Background checks are necessary for many jobs in Alaska, including those involving EMS, elder care, teaching, and driving school buses. Additionally recently, Alaska required background checks for psychologists applying for licenses. This guide is aimed at giving you tips on an Alaska background check activity.
Alaska’s state government was established in 1900, and soon after, records for the state’s 30 boroughs and census areas began to be produced.
These records have been converted to digital format over the past 30 years, and more and more of them are now accessible online through websites run by both private companies and the government.
You can find information from every county in Alaska by conducting a statewide background search on Alaska. This includes less populous counties like Denali as well as counties like Anchorage, Kenai Peninsula, and Juneau. The Criminal Records and Identification Bureau of the Alaska Department of Public Safety (DPS) is in charge of conducting background checks in Alaska (R&I).
The Alaska Public Safety Information Network maintains this data, which is provided by law enforcement and courts (APSIN). Background check requests must go through the department because DPS personnel are the only ones who have access to this online database. The only exception is when hiring in the healthcare industry, in which case the state’s Division of Healthcare Services uses APSIN to conduct background checks.
Restrictions due to a Criminal Record
Inquiries about criminal history are permitted by the state at any point during the application process. Pre-screening for a criminal record is permitted during the application process in Alaska as there is no ban the box legislation in effect at the moment or one that is being considered in the state. Information that may be reported on an Alaska criminal search include:
- jurisdiction in which the record was made
- Case No.
- Date of filing
- Offense level, such as misdemeanor Disposition
- Date of disposition
In fact, there aren’t any significant limitations on the data that can be reported during background checks in the state of Alaska. There are a few typical limitations to be aware of that might apply to an Alaska background check.
Records that have been sealed or expunged shouldn’t be returned by a state background check because they can’t be used to make hiring decisions. Similar restrictions apply to court records that have been sealed. If a record has been sealed or expunged, applicants are not required to disclose this information because it is not illegal to do so.
Correctional Services & Non-conviction
Conviction records are accessible to anyone who requests them, but enrollment in correctional treatment programs and arrest records that did not result in a conviction can only be disclosed under specific conditions (AK Stat. Sec. 12.62.160). Basically, you can also obtain this information if you can demonstrate a valid business reason for doing so or if you work in a sector that requires a more thorough background check, like the healthcare industry.
Details in a Background Check in Alaska

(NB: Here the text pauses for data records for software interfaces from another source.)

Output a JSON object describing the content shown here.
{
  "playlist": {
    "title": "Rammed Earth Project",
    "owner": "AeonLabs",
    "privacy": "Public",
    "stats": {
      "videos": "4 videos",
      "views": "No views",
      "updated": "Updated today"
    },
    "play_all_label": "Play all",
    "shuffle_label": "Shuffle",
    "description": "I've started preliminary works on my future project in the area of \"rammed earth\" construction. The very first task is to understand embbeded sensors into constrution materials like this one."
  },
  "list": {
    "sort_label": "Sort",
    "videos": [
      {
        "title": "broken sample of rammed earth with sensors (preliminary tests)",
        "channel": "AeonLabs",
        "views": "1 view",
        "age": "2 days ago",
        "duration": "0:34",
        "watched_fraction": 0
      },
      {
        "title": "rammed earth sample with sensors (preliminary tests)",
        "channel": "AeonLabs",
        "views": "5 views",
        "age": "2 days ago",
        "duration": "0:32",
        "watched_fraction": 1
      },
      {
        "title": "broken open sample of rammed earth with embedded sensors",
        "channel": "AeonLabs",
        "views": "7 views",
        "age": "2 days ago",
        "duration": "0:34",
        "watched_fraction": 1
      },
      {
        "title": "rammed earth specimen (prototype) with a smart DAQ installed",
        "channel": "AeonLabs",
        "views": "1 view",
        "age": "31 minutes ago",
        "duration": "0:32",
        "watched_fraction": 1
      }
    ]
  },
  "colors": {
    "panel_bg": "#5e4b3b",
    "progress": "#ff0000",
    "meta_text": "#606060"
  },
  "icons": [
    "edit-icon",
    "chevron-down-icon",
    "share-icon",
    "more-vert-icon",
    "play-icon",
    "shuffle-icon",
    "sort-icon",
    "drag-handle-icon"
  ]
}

The verification of your Social Security number and name, confirmation of your most recent addresses, a multi-state criminal history check, a credit check, and a driving record check are all possible components of a background investigation. Typically, businesses that hire senior caregivers only run a multi-state criminal background check and a social security name match. Only if the employee will be handling money and driving are credit checks and driving record checks performed.
How Far Back Do Background Checks Go in Alaska?

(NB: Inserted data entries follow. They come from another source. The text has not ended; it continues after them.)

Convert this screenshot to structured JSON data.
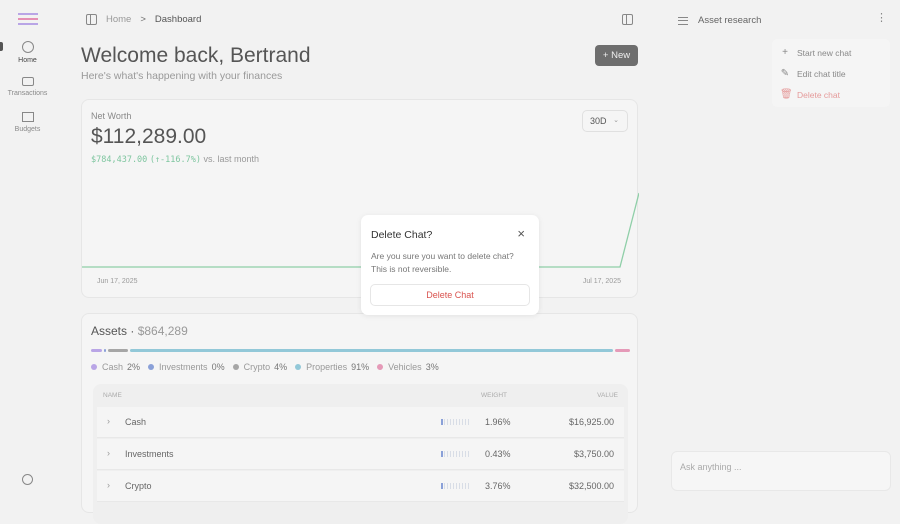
{
  "sidebar": {
    "items": [
      {
        "label": "Home"
      },
      {
        "label": "Transactions"
      },
      {
        "label": "Budgets"
      }
    ]
  },
  "breadcrumb": {
    "home": "Home",
    "current": "Dashboard",
    "sep": ">"
  },
  "header": {
    "title": "Welcome back, Bertrand",
    "subtitle": "Here's what's happening with your finances",
    "new_label": "New"
  },
  "net_worth": {
    "label": "Net Worth",
    "value": "$112,289.00",
    "change_amount": "$784,437.00",
    "change_pct": "(↑-116.7%)",
    "change_suffix": "vs. last month",
    "period": "30D",
    "start_date": "Jun 17, 2025",
    "end_date": "Jul 17, 2025"
  },
  "assets": {
    "title": "Assets",
    "total": "$864,289",
    "legend": [
      {
        "name": "Cash",
        "pct": "2%",
        "color": "#b9a5e6"
      },
      {
        "name": "Investments",
        "pct": "0%",
        "color": "#8aa0d8"
      },
      {
        "name": "Crypto",
        "pct": "4%",
        "color": "#a6a6a6"
      },
      {
        "name": "Properties",
        "pct": "91%",
        "color": "#92c8d8"
      },
      {
        "name": "Vehicles",
        "pct": "3%",
        "color": "#e59ab8"
      }
    ],
    "columns": {
      "name": "NAME",
      "weight": "WEIGHT",
      "value": "VALUE"
    },
    "rows": [
      {
        "name": "Cash",
        "weight": "1.96%",
        "value": "$16,925.00"
      },
      {
        "name": "Investments",
        "weight": "0.43%",
        "value": "$3,750.00"
      },
      {
        "name": "Crypto",
        "weight": "3.76%",
        "value": "$32,500.00"
      }
    ]
  },
  "chat": {
    "title": "Asset research",
    "menu": [
      {
        "label": "Start new chat"
      },
      {
        "label": "Edit chat title"
      },
      {
        "label": "Delete chat"
      }
    ],
    "input_placeholder": "Ask anything ..."
  },
  "modal": {
    "title": "Delete Chat?",
    "body": "Are you sure you want to delete chat? This is not reversible.",
    "confirm": "Delete Chat"
  }
}
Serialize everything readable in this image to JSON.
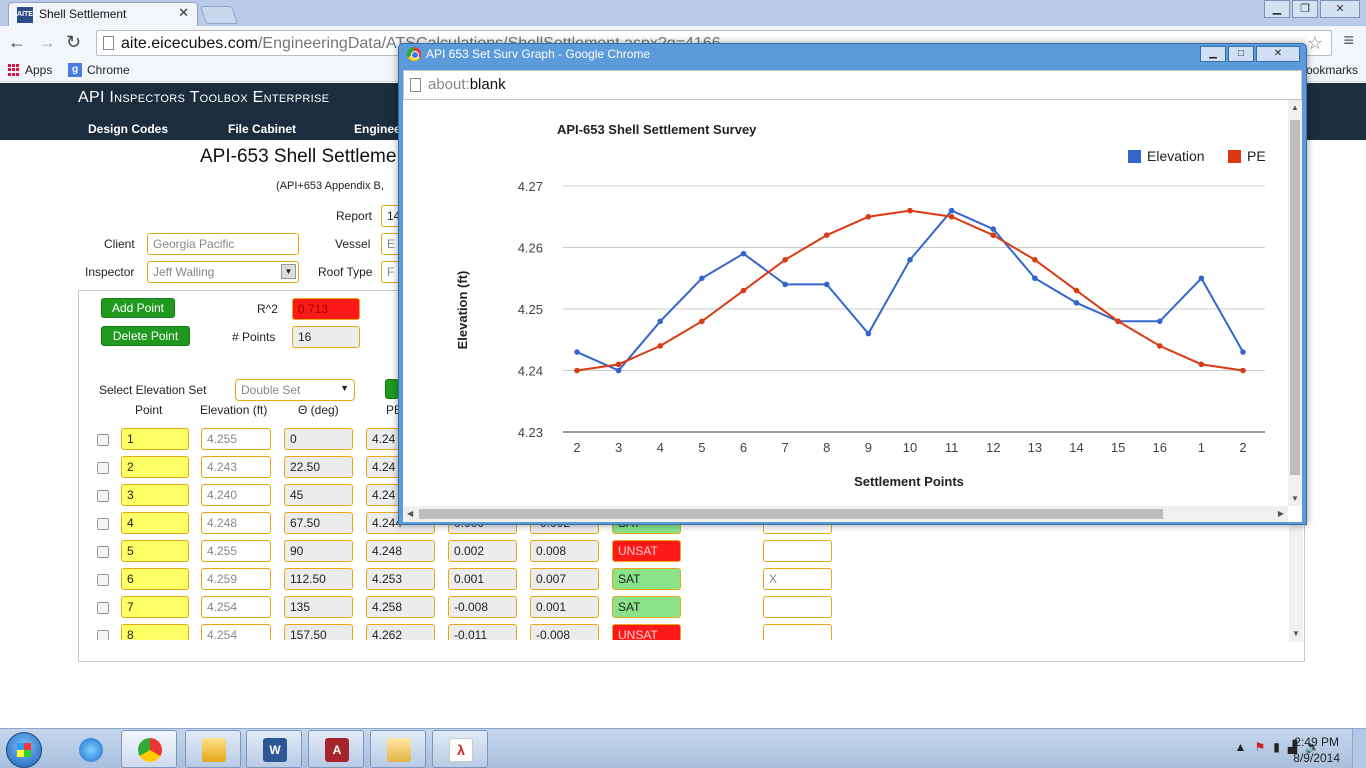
{
  "browser": {
    "tab_title": "Shell Settlement",
    "favicon_text": "AITE",
    "url_host": "aite.eicecubes.com",
    "url_path": "/EngineeringData/ATSCalculations/ShellSettlement.aspx?q=4166",
    "bookmarks": {
      "apps": "Apps",
      "chrome": "Chrome",
      "other": "ookmarks"
    }
  },
  "site": {
    "title": "API Inspectors Toolbox Enterprise",
    "nav": [
      "Design Codes",
      "File Cabinet",
      "Enginee"
    ]
  },
  "page": {
    "title": "API-653 Shell Settleme",
    "subtitle": "(API+653 Appendix B,",
    "report_label": "Report",
    "report_value": "14",
    "client_label": "Client",
    "client_value": "Georgia Pacific",
    "vessel_label": "Vessel",
    "vessel_value": "E",
    "inspector_label": "Inspector",
    "inspector_value": "Jeff Walling",
    "roof_label": "Roof Type",
    "roof_value": "F",
    "add_point": "Add Point",
    "delete_point": "Delete Point",
    "r2_label": "R^2",
    "r2_value": "0.713",
    "npoints_label": "# Points",
    "npoints_value": "16",
    "elevset_label": "Select Elevation Set",
    "elevset_value": "Double Set",
    "col_point": "Point",
    "col_elev": "Elevation (ft)",
    "col_theta": "Θ (deg)",
    "col_pe": "PE",
    "rows": [
      {
        "point": "1",
        "elev": "4.255",
        "theta": "0",
        "pe": "4.24",
        "a": "",
        "b": "",
        "status": "",
        "x": ""
      },
      {
        "point": "2",
        "elev": "4.243",
        "theta": "22.50",
        "pe": "4.24",
        "a": "",
        "b": "",
        "status": "",
        "x": ""
      },
      {
        "point": "3",
        "elev": "4.240",
        "theta": "45",
        "pe": "4.24",
        "a": "",
        "b": "",
        "status": "",
        "x": ""
      },
      {
        "point": "4",
        "elev": "4.248",
        "theta": "67.50",
        "pe": "4.244",
        "a": "0.000",
        "b": "-0.002",
        "status": "SAT",
        "x": ""
      },
      {
        "point": "5",
        "elev": "4.255",
        "theta": "90",
        "pe": "4.248",
        "a": "0.002",
        "b": "0.008",
        "status": "UNSAT",
        "x": ""
      },
      {
        "point": "6",
        "elev": "4.259",
        "theta": "112.50",
        "pe": "4.253",
        "a": "0.001",
        "b": "0.007",
        "status": "SAT",
        "x": "X"
      },
      {
        "point": "7",
        "elev": "4.254",
        "theta": "135",
        "pe": "4.258",
        "a": "-0.008",
        "b": "0.001",
        "status": "SAT",
        "x": ""
      },
      {
        "point": "8",
        "elev": "4.254",
        "theta": "157.50",
        "pe": "4.262",
        "a": "-0.011",
        "b": "-0.008",
        "status": "UNSAT",
        "x": ""
      }
    ]
  },
  "popup": {
    "window_title": "API 653 Set Surv Graph - Google Chrome",
    "url_scheme": "about:",
    "url_rest": "blank"
  },
  "chart_data": {
    "type": "line",
    "title": "API-653 Shell Settlement Survey",
    "xlabel": "Settlement Points",
    "ylabel": "Elevation (ft)",
    "categories": [
      "2",
      "3",
      "4",
      "5",
      "6",
      "7",
      "8",
      "9",
      "10",
      "11",
      "12",
      "13",
      "14",
      "15",
      "16",
      "1",
      "2"
    ],
    "series": [
      {
        "name": "Elevation",
        "color": "#3366cc",
        "values": [
          4.243,
          4.24,
          4.248,
          4.255,
          4.259,
          4.254,
          4.254,
          4.246,
          4.258,
          4.266,
          4.263,
          4.255,
          4.251,
          4.248,
          4.248,
          4.255,
          4.243
        ]
      },
      {
        "name": "PE",
        "color": "#dc3912",
        "values": [
          4.24,
          4.241,
          4.244,
          4.248,
          4.253,
          4.258,
          4.262,
          4.265,
          4.266,
          4.265,
          4.262,
          4.258,
          4.253,
          4.248,
          4.244,
          4.241,
          4.24
        ]
      }
    ],
    "yticks": [
      "4.23",
      "4.24",
      "4.25",
      "4.26",
      "4.27"
    ],
    "ylim": [
      4.23,
      4.27
    ],
    "grid": true,
    "legend": "top-right"
  },
  "taskbar": {
    "time": "2:49 PM",
    "date": "8/9/2014",
    "tray_arrow": "▲"
  }
}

Background checks are subject to the Fair Credit Reporting Act (FCRA), which only permits a review of the previous seven years. States may, however, enact legislation requiring more disclosures. Different background check laws apply in many states when employees will be working with children or the elderly. To determine what will be part of your background check, you must review the laws of your particular state.
Act on Fair Credit Reporting (FCRA)
The Fair Credit Reporting Act (FCRA), which was passed in 1970, was created to safeguard the confidentiality of consumer data gathered by CRAs. The types of information that can be gathered by CRAs and used by employers on employment background checks are subject to a number of regulations under the FCRA.
In every state, including Alaska, CRAs and employers must abide by the FCRA. Employers are prohibited by the FCRA from disclosing details of arrests that took place seven years ago or more and did not result in convictions. In addition, information about liens, civil lawsuits, bankruptcies, and collections that is older than seven years is not permitted to be reported.
These limitations are subject to a salary cap. The information can be reported if the positions you’re hiring for pay $75,000 or more. Regardless of age or offered salary, information about criminal convictions may be disclosed.
In Alaska, employers are required to give applicants written notice before running a pre-employment background check. Additionally, prior to conducting any research, they must have each applicant’s written consent.
How to Obtain Public Records in Alaska on a Background Check
You’ll probably need to submit a public records request, which must contain the following information regardless of which agency has the records:
- your name and e-mail address
- The full description of the document, including the date, author, and other information.
- a date by which you’d like to get the materials
- Document delivery via email, UPS, or another method
The opening hours of each public records office vary. Always call the office nearest you before making a request in person.
Sites that can help you perform a background check process in Alaska are iprospectcheck.com, backgroundchecks.com, backgroundchecks.org, alaska.staterecords.org, thekolemangroupscreen.com, health.alaska.gov.
These are options that are available on an Alaska background check online. Covered here are the points you should be aware of before embarking on your background check process.